"Maybe next year," Kendrick said, cracking a smile mere seconds after finding out his resurgent first 14 weeks didn't warrant All-Star distinction.
"I had a chance to [be on the All-Star team] in 2011 and I had the honor to be selected by my peers," the Angels' 29-year-old second baseman added. "It's fun, it's a blast. I'm going to continue to keep playing. It's not going to change the way I play the game. You just have to keep progressing, getting better. We play every year, so hopefully I'll have an opportunity to make another one before I'm done playing."
Kendrick heads into the final five games of the first half with a .312/.354/.472 slash line, adding 11 homers -- three more than he had in 147 games last year -- with 40 RBIs and a 2.1 Wins Above Replacement that ranks second on the Angels. You can certainly make the case that Pedroia (an OPS 15 points higher than that of Kendrick) and Kipnis (78 points higher) have had slightly better first halves.
But this part isn't really up for debate: Besides the incomparable Mike Trout, Kendrick has been the Angels' best and most consistent player this season.
"We're still fighting to get where we want to be, but I think things could be a lot worse had he not done what he's done," said Mark Trumbo with the Angels currently two games below .500 for the first time since April 7 thanks to 10 wins in their last 12 games.
"He really hasn't had any down stretches. He's been extremely consistent, which really helps."

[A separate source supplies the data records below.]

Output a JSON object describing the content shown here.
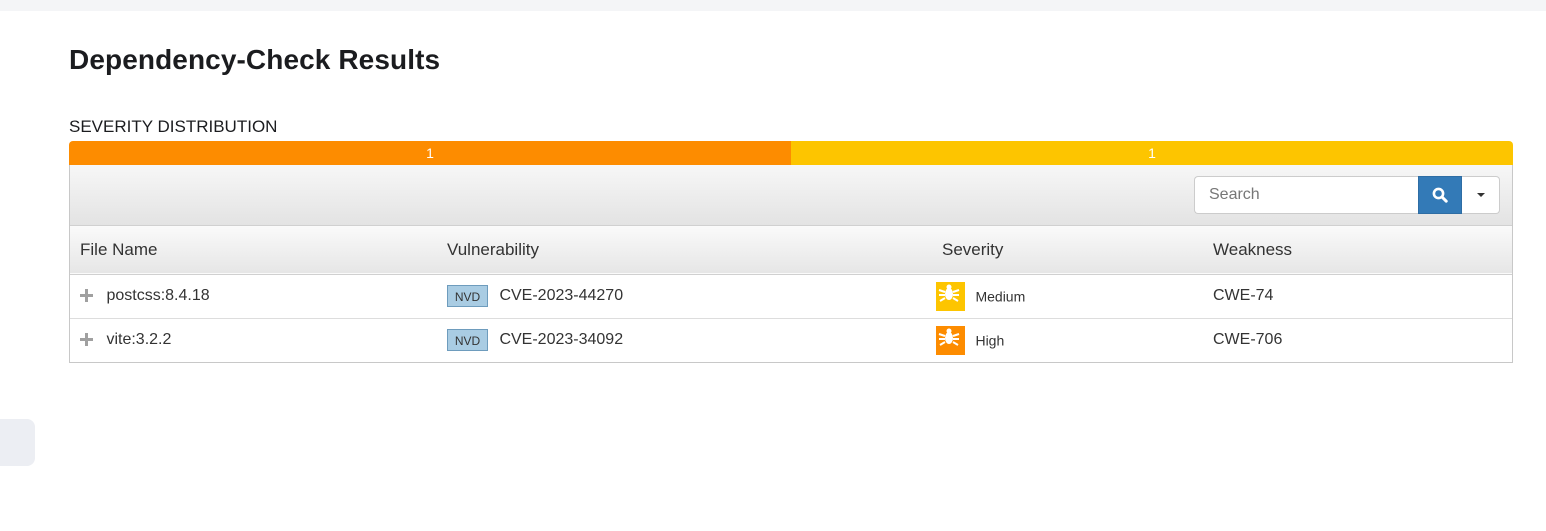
{
  "page": {
    "title": "Dependency-Check Results"
  },
  "severity_distribution": {
    "label": "SEVERITY DISTRIBUTION",
    "segments": [
      {
        "severity": "High",
        "count": "1",
        "color": "#fd8c00",
        "fraction": 0.5
      },
      {
        "severity": "Medium",
        "count": "1",
        "color": "#fdc500",
        "fraction": 0.5
      }
    ]
  },
  "toolbar": {
    "search_placeholder": "Search",
    "search_icon": "search-icon",
    "dropdown_icon": "caret-down-icon",
    "accent": "#337ab7"
  },
  "table": {
    "headers": {
      "file_name": "File Name",
      "vulnerability": "Vulnerability",
      "severity": "Severity",
      "weakness": "Weakness"
    },
    "rows": [
      {
        "file_name": "postcss:8.4.18",
        "source": "NVD",
        "vulnerability": "CVE-2023-44270",
        "severity": "Medium",
        "severity_color": "#fdc500",
        "weakness": "CWE-74"
      },
      {
        "file_name": "vite:3.2.2",
        "source": "NVD",
        "vulnerability": "CVE-2023-34092",
        "severity": "High",
        "severity_color": "#fd8c00",
        "weakness": "CWE-706"
      }
    ]
  }
}
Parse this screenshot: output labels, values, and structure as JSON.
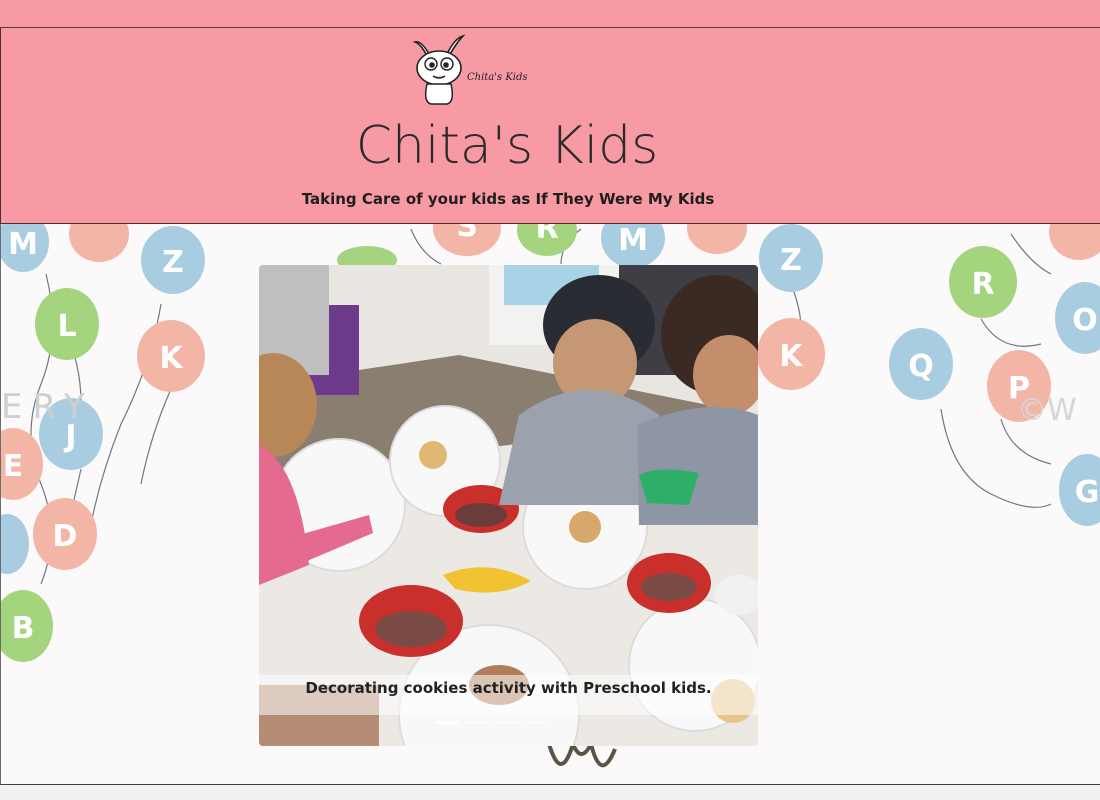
{
  "header": {
    "logo_text": "Chita's Kids",
    "title": "Chita's Kids",
    "tagline": "Taking Care of your kids as If They Were My Kids"
  },
  "carousel": {
    "caption": "Decorating cookies activity with Preschool kids.",
    "slide_count": 4,
    "active_index": 0
  },
  "colors": {
    "header_bg": "#f79aa4",
    "balloon_blue": "#a9cde0",
    "balloon_green": "#a4d47e",
    "balloon_pink": "#f2b5a6"
  },
  "background": {
    "balloon_letters": [
      "M",
      "L",
      "K",
      "J",
      "E",
      "D",
      "B",
      "Z",
      "S",
      "R",
      "M",
      "K",
      "Z",
      "R",
      "Q",
      "P",
      "O",
      "W",
      "G",
      "C"
    ],
    "faint_text_left": "ERY",
    "faint_text_right": "©W"
  }
}
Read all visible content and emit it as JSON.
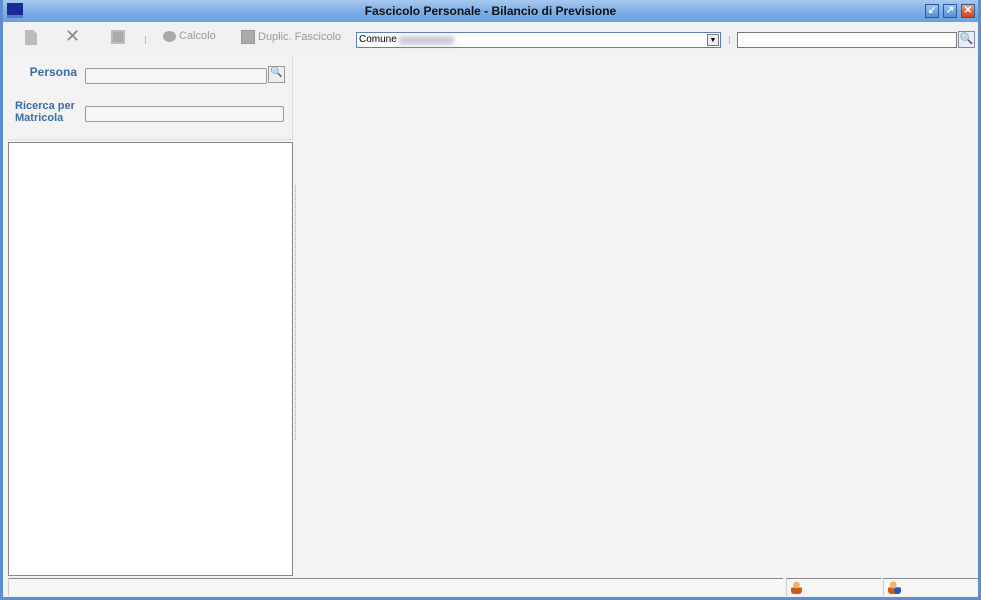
{
  "window": {
    "title": "Fascicolo Personale - Bilancio di Previsione"
  },
  "toolbar": {
    "calcolo_label": "Calcolo",
    "duplica_label": "Duplic. Fascicolo",
    "comune_value": "Comune",
    "search_value": ""
  },
  "form": {
    "persona_label": "Persona",
    "persona_value": "",
    "matricola_label_1": "Ricerca per",
    "matricola_label_2": "Matricola",
    "matricola_value": ""
  },
  "icons": [
    "app-logo-icon",
    "new-document-icon",
    "delete-icon",
    "save-icon",
    "calc-icon",
    "duplicate-icon",
    "dropdown-arrow-icon",
    "search-icon",
    "user-icon",
    "user-info-icon"
  ]
}
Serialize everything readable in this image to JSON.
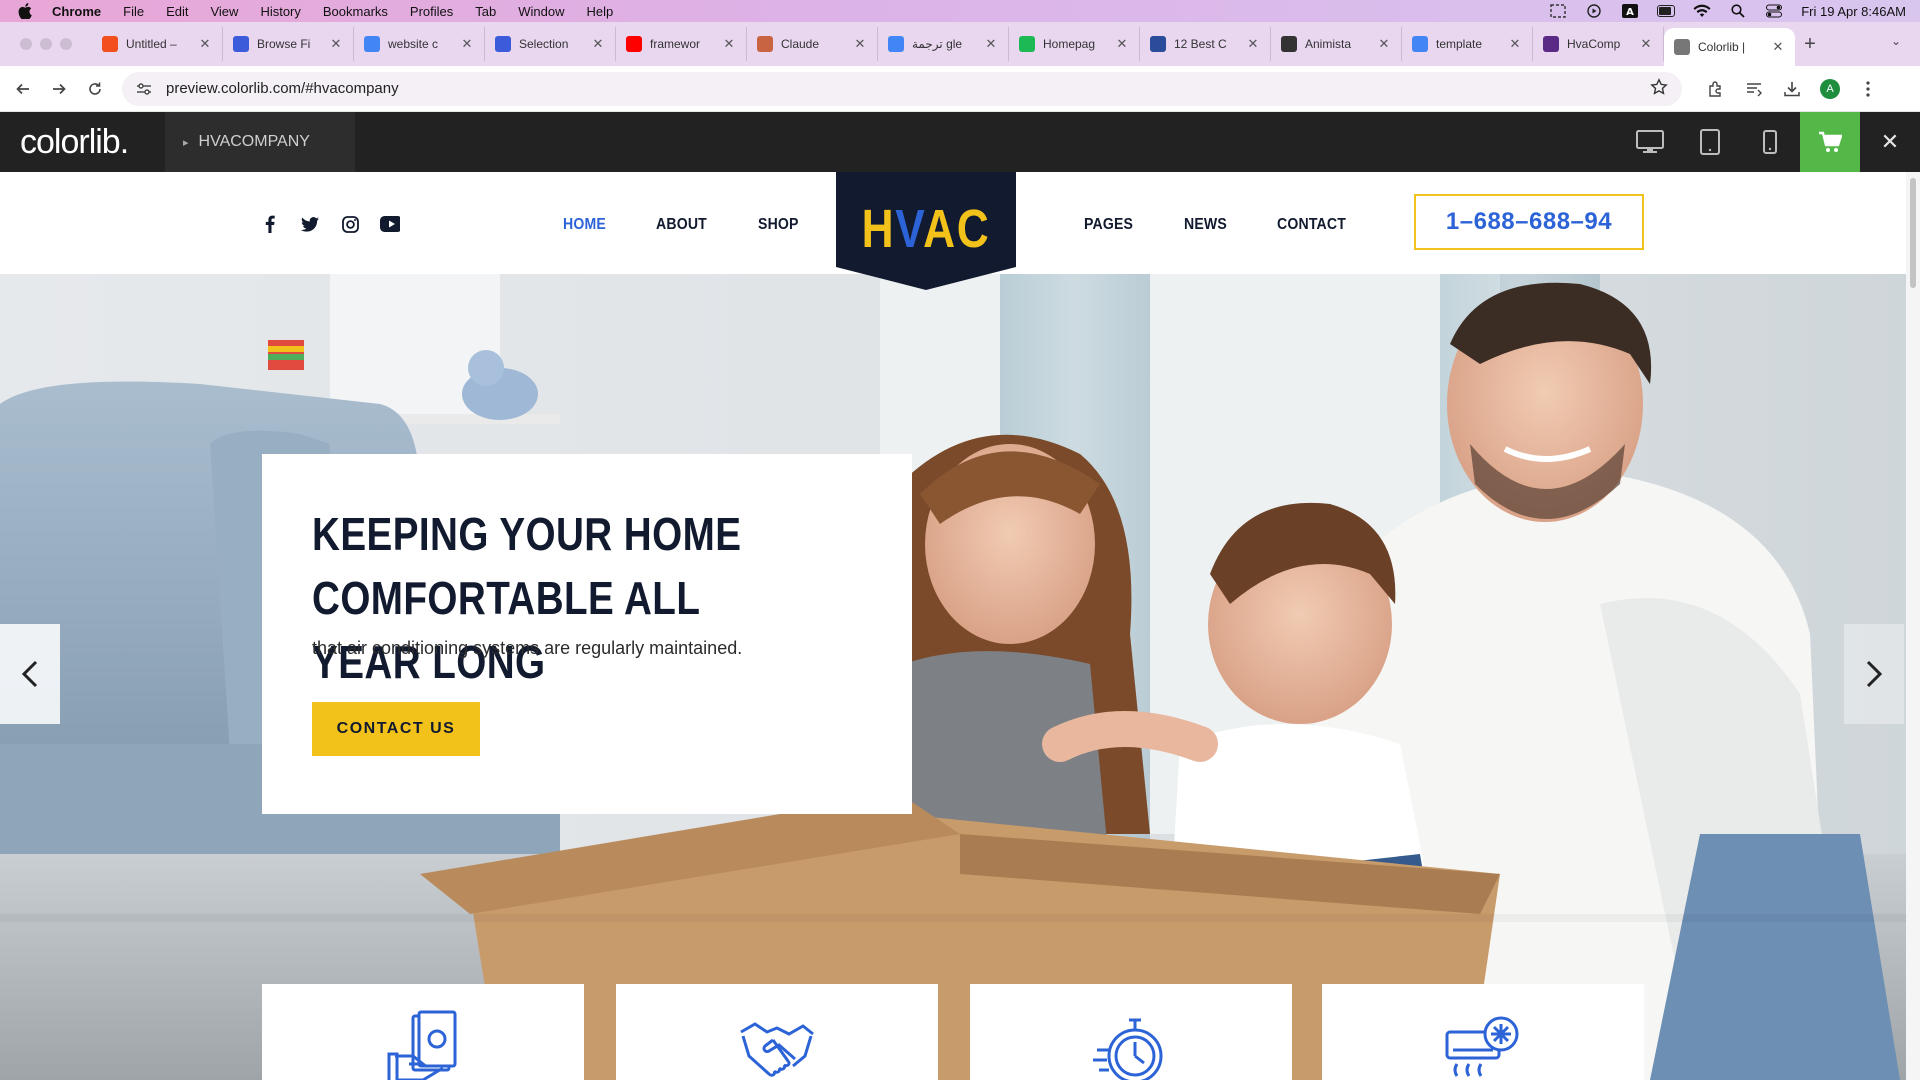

Bobby Grich, who owns the unofficial distinction as the best second baseman in Angels history, has seen Kendrick through basically every stage of his development while serving as a guest instructor at Spring Training for more than a decade.
He first met Kendrick in the spring of 2003, less than a year after the Angels plucked him out of community college in Palatka, Fla., with their 10th-round pick in the First-Year Player Draft.
"He stood out," Grich said, "because very few right-handed hitters have the right-center-field approach and can drive the ball the other way, and still be quick enough to get the hands out on a pitch on the inside strike zone. That's a technique, that's a style, that's a skill that very few young players have. And Howie had that from the get-go. That was his approach from Day 1."
That's especially the case this year, with Kendrick batting .402 on balls hit either up the middle or to right field, according to data compiled by BaseballReference.com. Ninety-two of his 105 hits -- most ever by an Angels second baseman by the All-Star break -- have gone in that direction. And all but one of his homers have been hit between left-center and right-center.
That's the approach that prompted many to pin Kendrick as a future batting champion in his early days. He's fallen short of that as an everyday player the previous three years -- though a .284/.325/.423 slash line is still solid -- but he's put together the best first half of his career.
If you've hardly noticed, you're far from alone.
On a star-studded Angels team, Kendrick is basically an afterthought. His face doesn't grace any of the six giant posters that greet fans at the Home Plate Gate of Angel Stadium -- those belong to Trout, Trumbo, Albert Pujols, Josh Hamilton, Jered Weaver and C.J. Wilson -- and he's downright uncomfortable when the subject of himself comes up.
Kendrick is about as under-the-radar as they come.
"I don't think by the baseball community he is, but maybe by the fans and media he is," Angels manager Mike Scioscia said. "I've talked to managers and coaches and scouts. They see Howie's talent."
Asked about perhaps not getting the recognition he deserves, Kendrick scoffs.
"I don't seek that stuff out, man," he said. "I go out to play; play to win."
Kendrick is a man with his priorities in order. He's married, has two young boys, is settled financially -- signing a four-year, $33.5 million extension with the organization he came up with in January of 2012 -- and has already overcome plenty, from growing up without a father to being ignored as an amateur to a potential pitfall early in his career.
Told this has been his best season, Kendrick disagrees.
It was 2009, he says, when he rose from the ashes. That was the year Kendrick was supposed to establish himself as a Major Leaguer. But by June 11, he was batting .231. And so Scioscia made some changes, sending Kendrick down and bringing up Sean Rodriguez.
"It was definitely a tough decision, because we felt like maybe he was going to emerge and have that breakout year of establishing himself as a premium Major League second baseman," Scioscia said.
"He came back with a vengeance."
Kendrick went to Triple-A, hit .346 for a three-week stretch, was called back up, posted a .351/.387/.532 slash line the rest of the way, played an integral part in a 97-win season and never really looked back.
Now he's reached a new level.
"He's playing a real solid second base, both offensively and defensively," said Grich, whose records for most games and hits by an Angels second baseman may one day fall to Kendrick. "He's been very, very consistent at the plate, and he's just really matured into an All-Star-caliber second baseman."
Maybe next year.